Go through the records and copy each line where the word "Médine" occurs.

**Data provided**
※ ※ ※

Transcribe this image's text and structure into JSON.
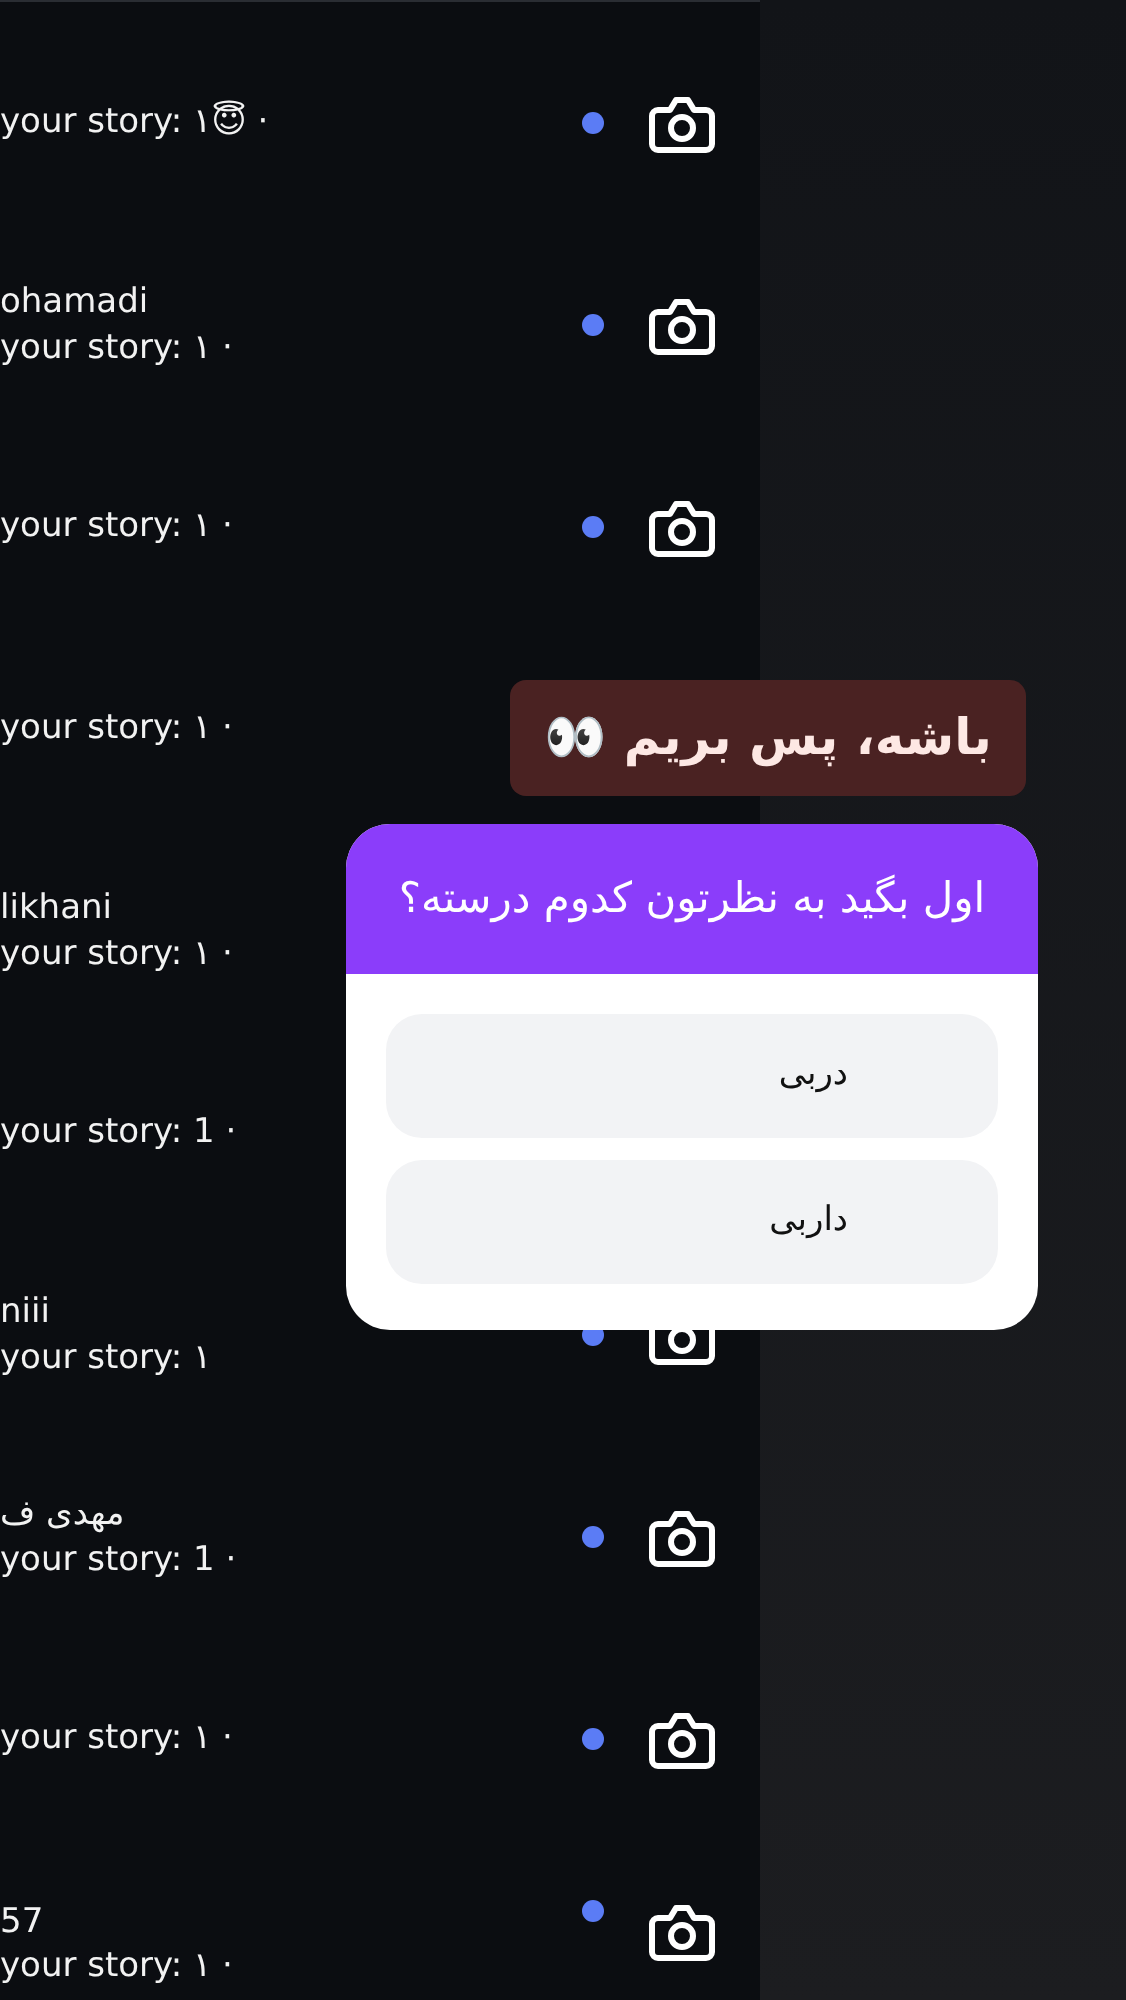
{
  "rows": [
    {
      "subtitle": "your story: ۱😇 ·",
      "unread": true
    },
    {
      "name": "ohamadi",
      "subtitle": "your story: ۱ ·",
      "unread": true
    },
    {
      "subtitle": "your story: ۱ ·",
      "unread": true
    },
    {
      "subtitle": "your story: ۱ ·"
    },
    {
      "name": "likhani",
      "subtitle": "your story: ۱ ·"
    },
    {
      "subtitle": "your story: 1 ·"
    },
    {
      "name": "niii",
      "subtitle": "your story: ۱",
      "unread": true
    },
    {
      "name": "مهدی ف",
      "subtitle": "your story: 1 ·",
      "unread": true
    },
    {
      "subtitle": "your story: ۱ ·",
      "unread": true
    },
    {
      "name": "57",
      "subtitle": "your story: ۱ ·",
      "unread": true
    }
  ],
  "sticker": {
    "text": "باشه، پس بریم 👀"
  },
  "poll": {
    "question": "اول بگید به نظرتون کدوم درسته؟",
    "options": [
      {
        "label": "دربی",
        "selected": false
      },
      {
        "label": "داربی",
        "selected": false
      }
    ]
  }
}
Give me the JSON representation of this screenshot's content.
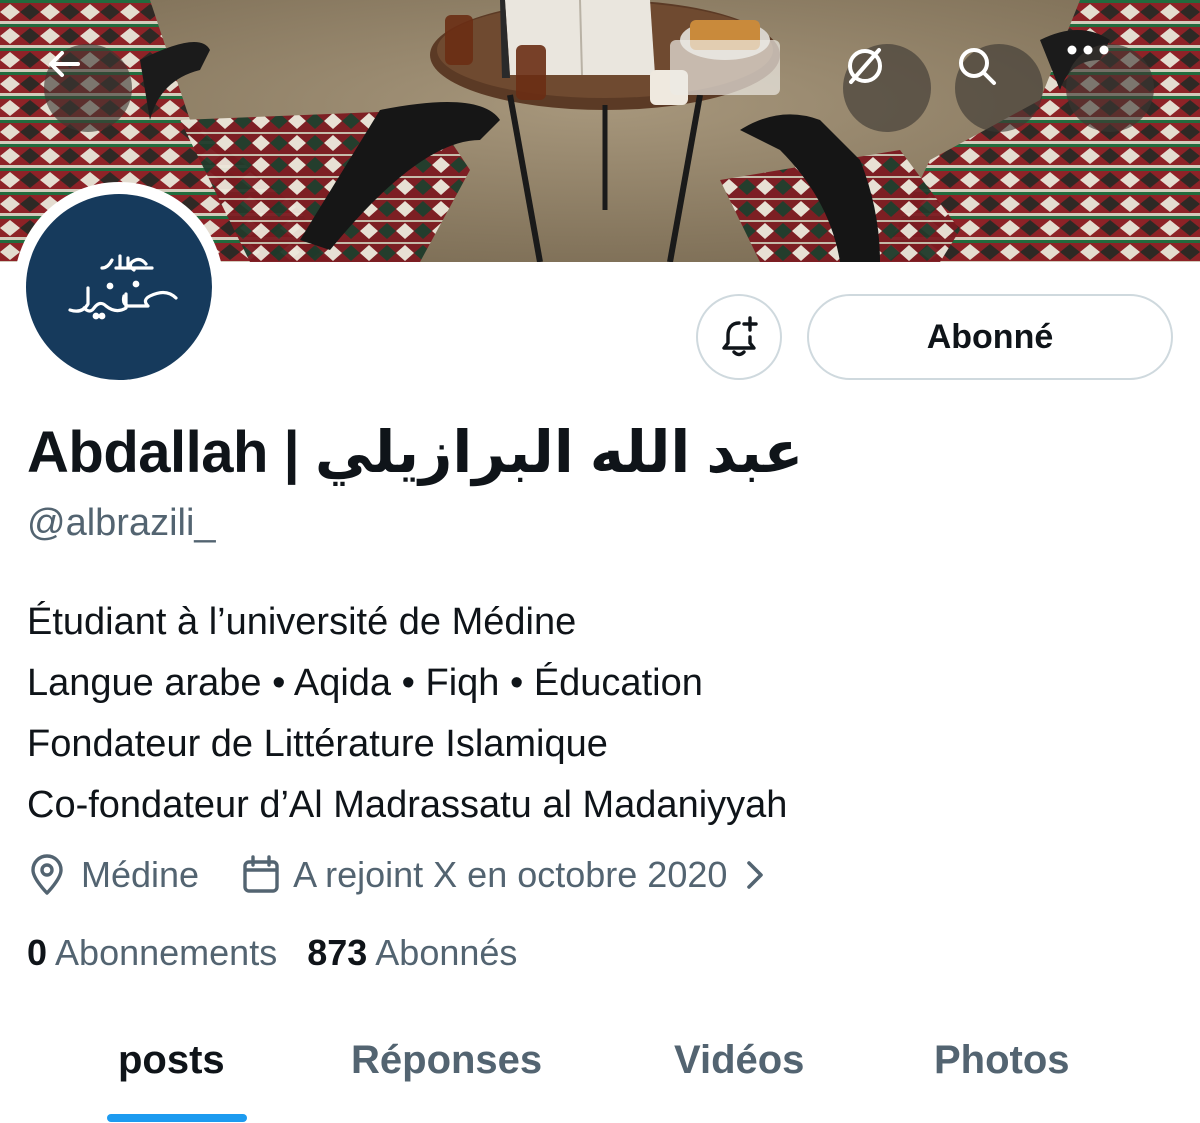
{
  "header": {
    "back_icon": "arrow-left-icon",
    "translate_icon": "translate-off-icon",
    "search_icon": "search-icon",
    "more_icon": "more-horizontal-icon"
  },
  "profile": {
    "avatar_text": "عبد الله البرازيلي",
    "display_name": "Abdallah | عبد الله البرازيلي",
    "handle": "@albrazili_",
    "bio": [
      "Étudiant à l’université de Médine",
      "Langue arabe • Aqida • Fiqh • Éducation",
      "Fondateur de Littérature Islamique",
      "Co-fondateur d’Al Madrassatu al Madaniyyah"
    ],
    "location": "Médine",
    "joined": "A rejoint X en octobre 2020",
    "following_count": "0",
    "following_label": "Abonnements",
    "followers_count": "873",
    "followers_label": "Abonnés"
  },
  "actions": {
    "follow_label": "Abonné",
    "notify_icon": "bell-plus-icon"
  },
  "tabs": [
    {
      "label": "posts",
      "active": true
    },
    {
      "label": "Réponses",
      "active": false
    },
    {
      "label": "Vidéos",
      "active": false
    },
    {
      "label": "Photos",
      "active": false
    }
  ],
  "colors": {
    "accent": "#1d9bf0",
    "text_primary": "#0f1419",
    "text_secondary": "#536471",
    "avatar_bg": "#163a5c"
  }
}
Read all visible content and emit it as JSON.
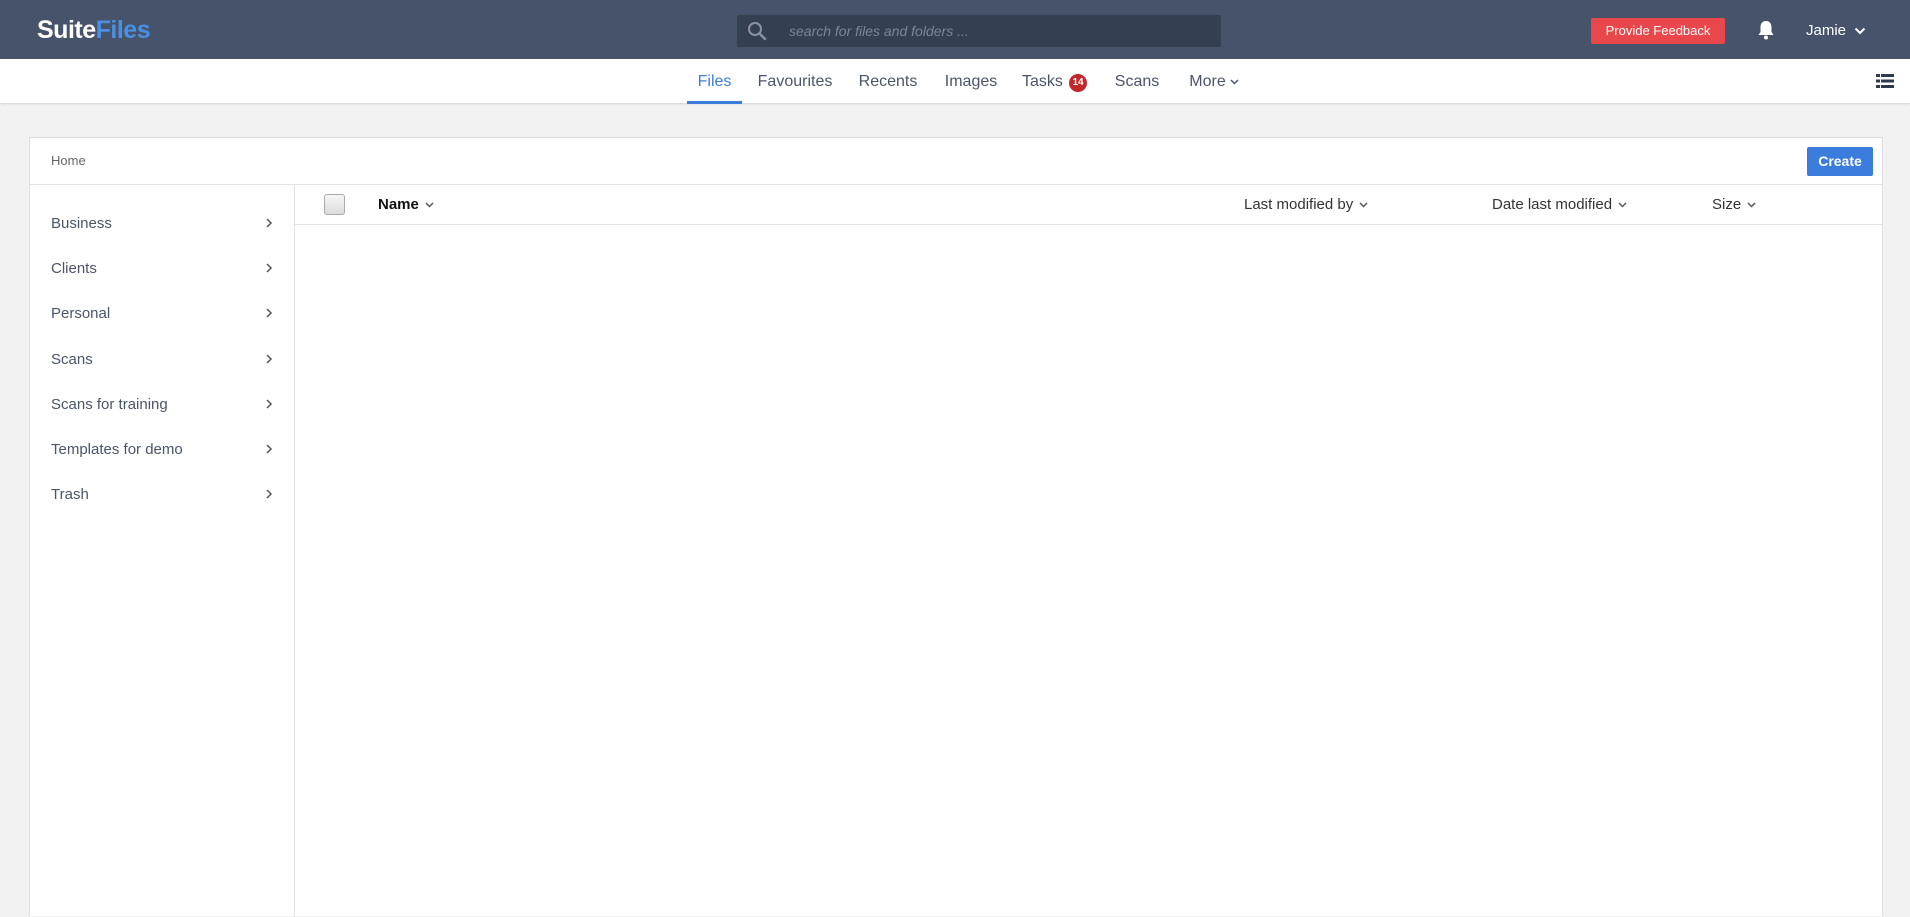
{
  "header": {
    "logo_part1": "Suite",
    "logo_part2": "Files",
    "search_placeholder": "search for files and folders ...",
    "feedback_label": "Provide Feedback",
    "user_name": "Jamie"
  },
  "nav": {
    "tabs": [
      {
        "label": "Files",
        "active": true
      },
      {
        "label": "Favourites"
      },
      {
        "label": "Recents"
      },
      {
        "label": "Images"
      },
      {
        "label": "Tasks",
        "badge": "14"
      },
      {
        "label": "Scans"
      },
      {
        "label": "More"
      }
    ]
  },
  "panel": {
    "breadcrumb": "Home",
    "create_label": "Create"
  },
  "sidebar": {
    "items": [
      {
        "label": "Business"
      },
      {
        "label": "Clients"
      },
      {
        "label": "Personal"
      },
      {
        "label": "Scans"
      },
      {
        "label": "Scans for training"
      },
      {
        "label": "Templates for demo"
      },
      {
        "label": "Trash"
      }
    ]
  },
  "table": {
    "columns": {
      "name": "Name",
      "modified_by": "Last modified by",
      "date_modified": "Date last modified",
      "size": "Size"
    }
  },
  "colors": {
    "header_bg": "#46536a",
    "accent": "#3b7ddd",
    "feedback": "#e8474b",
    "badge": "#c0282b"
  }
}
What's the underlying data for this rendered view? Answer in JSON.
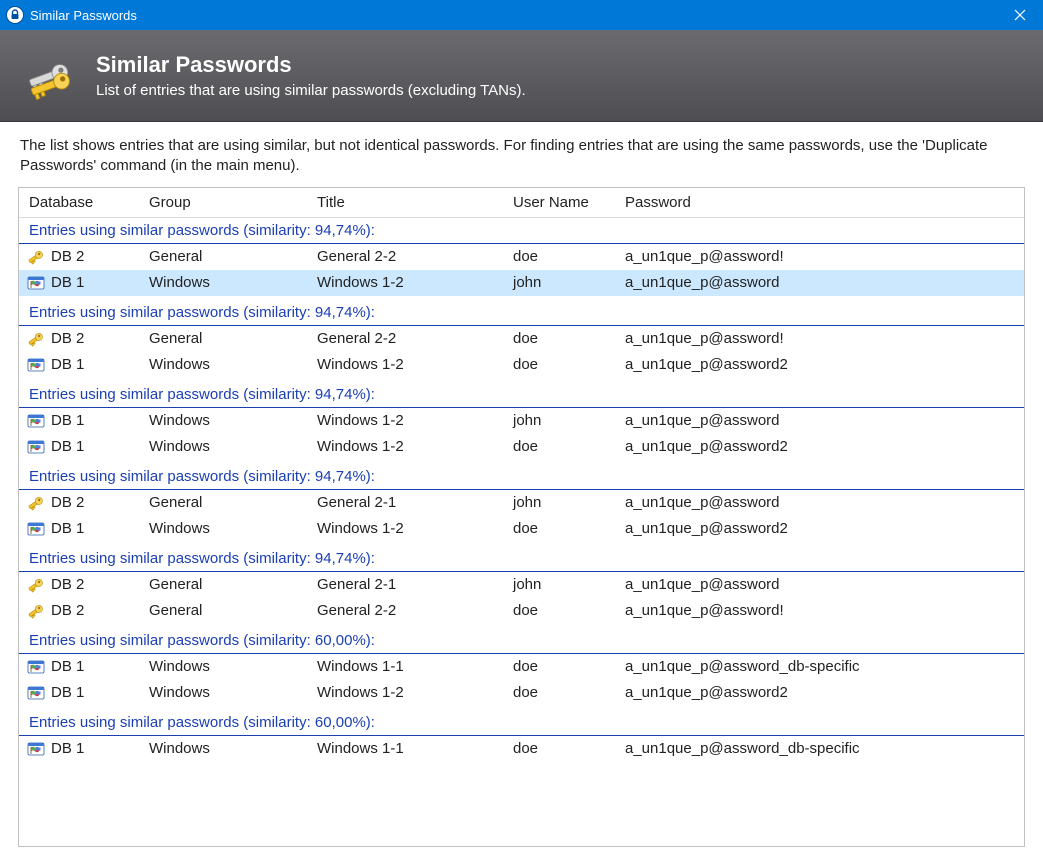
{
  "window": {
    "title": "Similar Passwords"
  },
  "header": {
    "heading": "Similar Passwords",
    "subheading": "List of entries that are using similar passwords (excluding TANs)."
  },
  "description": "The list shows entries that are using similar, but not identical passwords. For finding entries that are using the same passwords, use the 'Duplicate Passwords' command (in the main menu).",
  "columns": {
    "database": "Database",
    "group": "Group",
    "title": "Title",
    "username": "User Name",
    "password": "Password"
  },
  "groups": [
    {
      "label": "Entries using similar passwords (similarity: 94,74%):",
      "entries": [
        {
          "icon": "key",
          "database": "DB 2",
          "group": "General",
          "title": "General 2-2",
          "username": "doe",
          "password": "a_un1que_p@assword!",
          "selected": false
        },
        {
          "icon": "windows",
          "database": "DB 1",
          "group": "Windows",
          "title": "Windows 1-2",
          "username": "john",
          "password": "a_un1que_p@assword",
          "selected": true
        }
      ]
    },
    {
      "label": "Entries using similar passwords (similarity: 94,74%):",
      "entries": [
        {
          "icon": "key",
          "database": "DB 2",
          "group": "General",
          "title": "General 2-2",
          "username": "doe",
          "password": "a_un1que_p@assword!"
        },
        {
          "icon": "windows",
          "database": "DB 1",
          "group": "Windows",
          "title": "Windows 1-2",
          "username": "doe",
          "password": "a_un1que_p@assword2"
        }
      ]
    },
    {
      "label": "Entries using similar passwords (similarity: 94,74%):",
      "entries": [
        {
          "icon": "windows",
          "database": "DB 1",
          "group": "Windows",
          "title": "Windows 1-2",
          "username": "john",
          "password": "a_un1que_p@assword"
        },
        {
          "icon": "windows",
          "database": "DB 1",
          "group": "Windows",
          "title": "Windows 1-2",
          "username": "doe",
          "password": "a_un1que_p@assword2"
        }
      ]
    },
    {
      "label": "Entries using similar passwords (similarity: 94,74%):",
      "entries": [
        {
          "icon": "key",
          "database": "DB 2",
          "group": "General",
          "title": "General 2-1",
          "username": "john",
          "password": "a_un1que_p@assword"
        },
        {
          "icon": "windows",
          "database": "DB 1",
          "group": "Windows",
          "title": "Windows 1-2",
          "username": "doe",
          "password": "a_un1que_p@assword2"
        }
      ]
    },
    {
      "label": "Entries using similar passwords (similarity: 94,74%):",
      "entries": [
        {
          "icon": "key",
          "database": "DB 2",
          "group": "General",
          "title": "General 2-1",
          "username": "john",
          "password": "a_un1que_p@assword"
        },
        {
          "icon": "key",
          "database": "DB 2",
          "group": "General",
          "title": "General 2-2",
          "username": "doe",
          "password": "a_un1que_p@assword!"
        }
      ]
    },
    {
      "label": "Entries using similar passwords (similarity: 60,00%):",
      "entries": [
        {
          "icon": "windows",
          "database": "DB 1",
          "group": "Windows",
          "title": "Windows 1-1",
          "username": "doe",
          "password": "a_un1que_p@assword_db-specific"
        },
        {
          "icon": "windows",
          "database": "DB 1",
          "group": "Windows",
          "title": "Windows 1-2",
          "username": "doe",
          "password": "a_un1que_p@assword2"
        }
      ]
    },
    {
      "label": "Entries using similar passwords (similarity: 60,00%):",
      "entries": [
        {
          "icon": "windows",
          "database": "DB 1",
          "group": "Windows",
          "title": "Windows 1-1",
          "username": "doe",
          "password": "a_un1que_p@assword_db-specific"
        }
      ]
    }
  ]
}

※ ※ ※

**Output of the task**
      "Étudiant à l’université de Médine",
    "location": "Médine",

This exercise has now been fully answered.